Copy every line of the entries that has the string "this" in it.

**Records for the task:**
————————
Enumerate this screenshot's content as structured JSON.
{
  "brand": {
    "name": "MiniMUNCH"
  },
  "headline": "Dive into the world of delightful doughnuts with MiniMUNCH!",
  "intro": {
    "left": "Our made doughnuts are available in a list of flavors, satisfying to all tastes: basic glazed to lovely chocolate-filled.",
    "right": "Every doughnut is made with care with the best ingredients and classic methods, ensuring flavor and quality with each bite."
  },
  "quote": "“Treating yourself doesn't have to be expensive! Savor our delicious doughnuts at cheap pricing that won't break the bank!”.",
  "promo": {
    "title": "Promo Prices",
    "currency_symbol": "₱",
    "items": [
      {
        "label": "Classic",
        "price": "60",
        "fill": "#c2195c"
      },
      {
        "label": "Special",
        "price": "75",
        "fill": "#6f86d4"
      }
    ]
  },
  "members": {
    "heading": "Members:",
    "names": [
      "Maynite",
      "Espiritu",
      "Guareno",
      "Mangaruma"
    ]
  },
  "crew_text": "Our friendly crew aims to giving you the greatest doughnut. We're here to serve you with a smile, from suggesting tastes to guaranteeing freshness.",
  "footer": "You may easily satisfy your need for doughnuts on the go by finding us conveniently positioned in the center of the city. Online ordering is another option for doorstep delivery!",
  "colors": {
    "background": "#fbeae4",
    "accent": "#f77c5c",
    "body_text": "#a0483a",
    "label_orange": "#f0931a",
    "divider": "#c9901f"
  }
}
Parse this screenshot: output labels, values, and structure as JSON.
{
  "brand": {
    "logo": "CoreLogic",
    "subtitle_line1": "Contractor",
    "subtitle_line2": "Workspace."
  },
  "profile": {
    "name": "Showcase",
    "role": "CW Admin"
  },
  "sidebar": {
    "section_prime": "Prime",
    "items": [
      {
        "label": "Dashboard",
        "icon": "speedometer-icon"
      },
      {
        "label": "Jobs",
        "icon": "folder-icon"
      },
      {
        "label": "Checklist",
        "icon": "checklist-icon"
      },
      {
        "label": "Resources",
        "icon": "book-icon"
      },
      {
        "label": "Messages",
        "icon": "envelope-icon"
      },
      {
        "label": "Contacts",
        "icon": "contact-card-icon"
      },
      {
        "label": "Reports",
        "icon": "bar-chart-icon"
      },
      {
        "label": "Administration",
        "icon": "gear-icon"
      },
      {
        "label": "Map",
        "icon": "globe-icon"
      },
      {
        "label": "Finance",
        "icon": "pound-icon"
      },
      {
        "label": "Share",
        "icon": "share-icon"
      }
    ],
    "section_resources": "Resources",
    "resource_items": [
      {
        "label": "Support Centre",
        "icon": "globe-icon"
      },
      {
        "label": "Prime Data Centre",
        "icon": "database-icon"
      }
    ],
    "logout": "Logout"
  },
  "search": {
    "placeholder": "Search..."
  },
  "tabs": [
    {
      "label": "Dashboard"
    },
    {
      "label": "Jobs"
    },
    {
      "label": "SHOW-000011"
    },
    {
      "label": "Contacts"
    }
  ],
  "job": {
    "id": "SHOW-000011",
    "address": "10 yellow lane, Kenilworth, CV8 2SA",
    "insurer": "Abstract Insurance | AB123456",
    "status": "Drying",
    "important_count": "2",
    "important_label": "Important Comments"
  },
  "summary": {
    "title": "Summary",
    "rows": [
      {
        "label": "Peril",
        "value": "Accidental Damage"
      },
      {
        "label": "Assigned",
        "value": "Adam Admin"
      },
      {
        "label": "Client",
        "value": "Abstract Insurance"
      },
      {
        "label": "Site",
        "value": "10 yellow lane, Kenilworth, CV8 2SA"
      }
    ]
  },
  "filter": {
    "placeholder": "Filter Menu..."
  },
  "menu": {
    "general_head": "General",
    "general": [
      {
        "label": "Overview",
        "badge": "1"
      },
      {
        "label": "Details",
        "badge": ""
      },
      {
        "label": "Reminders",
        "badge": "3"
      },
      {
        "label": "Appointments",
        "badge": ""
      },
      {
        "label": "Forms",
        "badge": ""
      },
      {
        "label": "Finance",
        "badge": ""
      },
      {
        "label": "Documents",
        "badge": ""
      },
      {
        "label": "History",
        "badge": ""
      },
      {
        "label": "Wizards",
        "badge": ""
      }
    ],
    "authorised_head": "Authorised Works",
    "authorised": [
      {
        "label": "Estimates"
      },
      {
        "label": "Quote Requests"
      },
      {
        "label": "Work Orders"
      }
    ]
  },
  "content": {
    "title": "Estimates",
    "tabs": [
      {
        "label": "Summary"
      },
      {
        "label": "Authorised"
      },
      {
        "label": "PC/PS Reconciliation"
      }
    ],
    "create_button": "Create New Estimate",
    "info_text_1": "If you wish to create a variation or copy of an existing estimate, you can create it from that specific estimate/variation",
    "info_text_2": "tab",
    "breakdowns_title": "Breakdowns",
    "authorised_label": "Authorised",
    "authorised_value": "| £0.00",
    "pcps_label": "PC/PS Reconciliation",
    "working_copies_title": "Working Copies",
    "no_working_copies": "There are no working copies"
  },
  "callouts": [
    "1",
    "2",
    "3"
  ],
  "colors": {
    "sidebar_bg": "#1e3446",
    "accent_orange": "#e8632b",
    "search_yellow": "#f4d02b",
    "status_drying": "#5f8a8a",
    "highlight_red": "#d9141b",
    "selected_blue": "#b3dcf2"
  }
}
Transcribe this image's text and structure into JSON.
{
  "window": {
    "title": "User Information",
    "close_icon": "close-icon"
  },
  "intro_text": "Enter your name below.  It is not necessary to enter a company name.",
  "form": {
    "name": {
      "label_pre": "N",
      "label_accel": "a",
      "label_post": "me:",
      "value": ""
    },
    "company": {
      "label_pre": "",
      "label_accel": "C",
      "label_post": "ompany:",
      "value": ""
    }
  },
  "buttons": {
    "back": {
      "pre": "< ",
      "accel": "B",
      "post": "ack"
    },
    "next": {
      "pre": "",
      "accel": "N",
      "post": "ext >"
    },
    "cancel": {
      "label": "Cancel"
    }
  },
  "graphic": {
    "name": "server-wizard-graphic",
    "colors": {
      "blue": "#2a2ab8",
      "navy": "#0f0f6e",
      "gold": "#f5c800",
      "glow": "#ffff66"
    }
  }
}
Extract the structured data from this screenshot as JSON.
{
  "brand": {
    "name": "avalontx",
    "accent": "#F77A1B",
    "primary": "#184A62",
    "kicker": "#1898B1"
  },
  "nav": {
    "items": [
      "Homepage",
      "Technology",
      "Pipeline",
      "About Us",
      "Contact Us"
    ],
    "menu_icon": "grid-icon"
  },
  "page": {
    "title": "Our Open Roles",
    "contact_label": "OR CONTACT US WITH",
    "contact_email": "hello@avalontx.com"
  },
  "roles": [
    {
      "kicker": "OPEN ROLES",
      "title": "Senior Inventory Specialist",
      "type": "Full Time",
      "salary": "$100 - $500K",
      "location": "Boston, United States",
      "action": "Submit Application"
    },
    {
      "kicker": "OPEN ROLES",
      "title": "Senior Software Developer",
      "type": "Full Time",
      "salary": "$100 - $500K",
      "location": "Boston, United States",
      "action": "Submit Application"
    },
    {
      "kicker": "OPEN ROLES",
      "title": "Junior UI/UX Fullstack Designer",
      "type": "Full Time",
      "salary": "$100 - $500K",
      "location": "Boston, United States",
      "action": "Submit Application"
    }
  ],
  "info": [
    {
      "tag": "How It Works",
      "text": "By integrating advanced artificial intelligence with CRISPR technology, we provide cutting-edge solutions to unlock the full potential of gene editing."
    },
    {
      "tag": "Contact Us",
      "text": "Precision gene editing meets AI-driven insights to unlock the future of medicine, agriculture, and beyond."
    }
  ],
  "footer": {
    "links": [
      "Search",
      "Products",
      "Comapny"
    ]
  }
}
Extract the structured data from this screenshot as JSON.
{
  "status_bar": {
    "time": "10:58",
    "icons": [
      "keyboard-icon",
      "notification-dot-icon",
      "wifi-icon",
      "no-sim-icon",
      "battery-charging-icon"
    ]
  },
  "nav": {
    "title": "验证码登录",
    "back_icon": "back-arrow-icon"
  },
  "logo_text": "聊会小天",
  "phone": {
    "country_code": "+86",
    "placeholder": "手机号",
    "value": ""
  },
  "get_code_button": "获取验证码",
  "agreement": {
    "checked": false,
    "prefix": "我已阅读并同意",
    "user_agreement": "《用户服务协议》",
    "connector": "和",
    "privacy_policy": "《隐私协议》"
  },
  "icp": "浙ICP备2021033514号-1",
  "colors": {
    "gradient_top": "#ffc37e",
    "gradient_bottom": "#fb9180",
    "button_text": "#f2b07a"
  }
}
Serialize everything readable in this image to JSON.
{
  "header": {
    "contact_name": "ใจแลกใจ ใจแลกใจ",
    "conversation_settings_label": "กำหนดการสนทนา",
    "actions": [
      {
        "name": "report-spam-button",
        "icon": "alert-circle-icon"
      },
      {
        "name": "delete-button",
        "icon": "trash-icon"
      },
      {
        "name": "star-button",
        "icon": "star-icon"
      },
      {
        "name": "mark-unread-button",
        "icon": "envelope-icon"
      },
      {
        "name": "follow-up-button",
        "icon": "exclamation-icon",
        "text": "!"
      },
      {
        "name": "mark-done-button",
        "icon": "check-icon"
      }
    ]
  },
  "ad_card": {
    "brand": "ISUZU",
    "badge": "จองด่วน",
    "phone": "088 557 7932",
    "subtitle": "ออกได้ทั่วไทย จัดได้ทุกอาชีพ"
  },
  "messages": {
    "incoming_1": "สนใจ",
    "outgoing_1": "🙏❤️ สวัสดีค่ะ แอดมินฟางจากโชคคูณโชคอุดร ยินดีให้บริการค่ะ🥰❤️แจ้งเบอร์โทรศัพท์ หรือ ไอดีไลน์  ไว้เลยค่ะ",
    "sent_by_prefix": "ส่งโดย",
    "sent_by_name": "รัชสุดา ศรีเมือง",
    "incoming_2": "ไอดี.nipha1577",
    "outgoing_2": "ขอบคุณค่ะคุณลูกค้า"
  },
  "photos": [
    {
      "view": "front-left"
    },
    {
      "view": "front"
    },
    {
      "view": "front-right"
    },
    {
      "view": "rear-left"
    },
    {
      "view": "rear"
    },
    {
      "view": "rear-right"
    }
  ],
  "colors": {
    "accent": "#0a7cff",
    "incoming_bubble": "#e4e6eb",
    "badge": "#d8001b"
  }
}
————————
**Written response:**
Enumerate this screenshot's content as structured JSON.
Parse this screenshot: output labels, values, and structure as JSON.
Transcribe this image's text and structure into JSON.
Extract the structured data from this screenshot as JSON.
Extract the structured data from this screenshot as JSON.
Serialize everything readable in this image to JSON.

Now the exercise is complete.